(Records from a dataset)
########
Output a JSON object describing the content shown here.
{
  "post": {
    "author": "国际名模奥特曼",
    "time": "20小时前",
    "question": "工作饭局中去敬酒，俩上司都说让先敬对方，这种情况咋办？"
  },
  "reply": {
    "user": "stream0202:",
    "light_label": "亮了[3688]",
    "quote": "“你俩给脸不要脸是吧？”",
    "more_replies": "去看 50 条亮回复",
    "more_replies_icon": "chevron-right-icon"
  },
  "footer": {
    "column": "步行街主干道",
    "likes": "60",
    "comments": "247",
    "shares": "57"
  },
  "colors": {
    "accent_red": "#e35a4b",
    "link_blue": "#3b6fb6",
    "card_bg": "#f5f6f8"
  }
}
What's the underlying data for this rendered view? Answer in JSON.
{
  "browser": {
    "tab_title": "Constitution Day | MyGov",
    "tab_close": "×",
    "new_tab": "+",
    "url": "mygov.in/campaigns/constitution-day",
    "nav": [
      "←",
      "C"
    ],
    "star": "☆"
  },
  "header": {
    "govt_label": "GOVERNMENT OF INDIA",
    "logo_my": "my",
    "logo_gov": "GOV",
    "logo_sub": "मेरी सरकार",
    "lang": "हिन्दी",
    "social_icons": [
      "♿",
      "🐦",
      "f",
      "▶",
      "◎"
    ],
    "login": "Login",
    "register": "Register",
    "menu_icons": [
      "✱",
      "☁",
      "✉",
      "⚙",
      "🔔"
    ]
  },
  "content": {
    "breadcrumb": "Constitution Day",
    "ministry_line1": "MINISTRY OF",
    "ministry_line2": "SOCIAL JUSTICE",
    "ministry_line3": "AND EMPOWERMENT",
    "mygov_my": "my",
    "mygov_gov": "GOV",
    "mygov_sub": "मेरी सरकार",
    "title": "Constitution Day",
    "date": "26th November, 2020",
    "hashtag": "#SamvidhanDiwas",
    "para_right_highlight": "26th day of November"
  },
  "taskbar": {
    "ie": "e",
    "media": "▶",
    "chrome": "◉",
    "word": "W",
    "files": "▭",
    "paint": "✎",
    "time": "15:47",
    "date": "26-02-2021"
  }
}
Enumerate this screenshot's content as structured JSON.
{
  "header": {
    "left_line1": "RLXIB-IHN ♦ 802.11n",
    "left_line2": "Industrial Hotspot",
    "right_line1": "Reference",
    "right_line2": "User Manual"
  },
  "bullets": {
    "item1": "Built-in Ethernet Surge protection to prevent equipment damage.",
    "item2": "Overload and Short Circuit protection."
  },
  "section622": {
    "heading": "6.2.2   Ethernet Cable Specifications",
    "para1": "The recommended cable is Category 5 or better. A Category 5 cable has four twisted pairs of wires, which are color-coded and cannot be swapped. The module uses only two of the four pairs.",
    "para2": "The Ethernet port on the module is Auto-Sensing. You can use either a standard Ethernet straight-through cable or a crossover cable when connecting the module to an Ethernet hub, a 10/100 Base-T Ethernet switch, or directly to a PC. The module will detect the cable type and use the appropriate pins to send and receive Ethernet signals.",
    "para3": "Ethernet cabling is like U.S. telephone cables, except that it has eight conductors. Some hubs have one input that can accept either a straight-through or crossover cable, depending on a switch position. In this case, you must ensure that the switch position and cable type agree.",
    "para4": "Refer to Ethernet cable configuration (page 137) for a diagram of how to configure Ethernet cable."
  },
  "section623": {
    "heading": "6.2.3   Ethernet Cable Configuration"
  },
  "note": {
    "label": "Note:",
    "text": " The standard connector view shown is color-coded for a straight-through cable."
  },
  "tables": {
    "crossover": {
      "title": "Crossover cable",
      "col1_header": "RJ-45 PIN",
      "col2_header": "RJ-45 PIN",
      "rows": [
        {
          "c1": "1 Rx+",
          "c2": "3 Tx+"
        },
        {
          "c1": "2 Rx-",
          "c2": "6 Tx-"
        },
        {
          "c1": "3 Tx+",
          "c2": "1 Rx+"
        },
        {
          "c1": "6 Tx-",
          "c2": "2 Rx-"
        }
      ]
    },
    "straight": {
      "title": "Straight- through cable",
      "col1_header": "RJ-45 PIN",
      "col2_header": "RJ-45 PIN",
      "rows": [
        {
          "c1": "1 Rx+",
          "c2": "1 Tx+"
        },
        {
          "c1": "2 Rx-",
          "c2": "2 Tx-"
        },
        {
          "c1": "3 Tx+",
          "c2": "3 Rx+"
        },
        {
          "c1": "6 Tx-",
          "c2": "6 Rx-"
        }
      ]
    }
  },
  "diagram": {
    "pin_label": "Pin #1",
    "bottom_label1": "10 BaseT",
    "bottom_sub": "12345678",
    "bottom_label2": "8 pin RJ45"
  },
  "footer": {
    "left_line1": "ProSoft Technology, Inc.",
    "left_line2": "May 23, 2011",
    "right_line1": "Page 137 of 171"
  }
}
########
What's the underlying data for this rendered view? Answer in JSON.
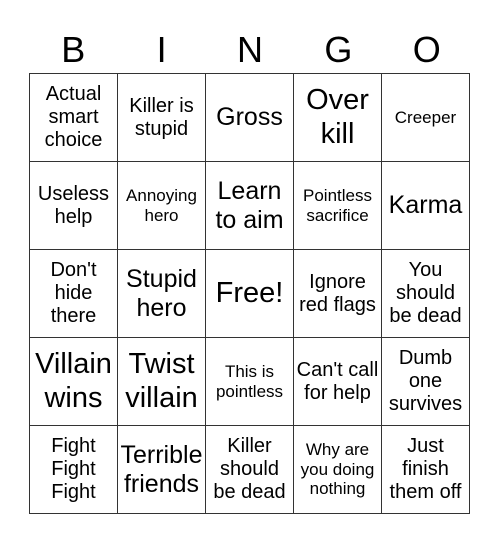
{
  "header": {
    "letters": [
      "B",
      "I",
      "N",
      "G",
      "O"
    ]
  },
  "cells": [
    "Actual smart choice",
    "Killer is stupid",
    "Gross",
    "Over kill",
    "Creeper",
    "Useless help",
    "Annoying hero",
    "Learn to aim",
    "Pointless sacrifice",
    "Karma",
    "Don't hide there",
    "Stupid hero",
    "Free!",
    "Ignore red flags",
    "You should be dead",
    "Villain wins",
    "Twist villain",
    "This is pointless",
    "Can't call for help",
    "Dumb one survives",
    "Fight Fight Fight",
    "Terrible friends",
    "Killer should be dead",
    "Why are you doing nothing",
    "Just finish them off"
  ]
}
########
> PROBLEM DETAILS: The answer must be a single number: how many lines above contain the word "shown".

> EXERCISE SOLUTION: 2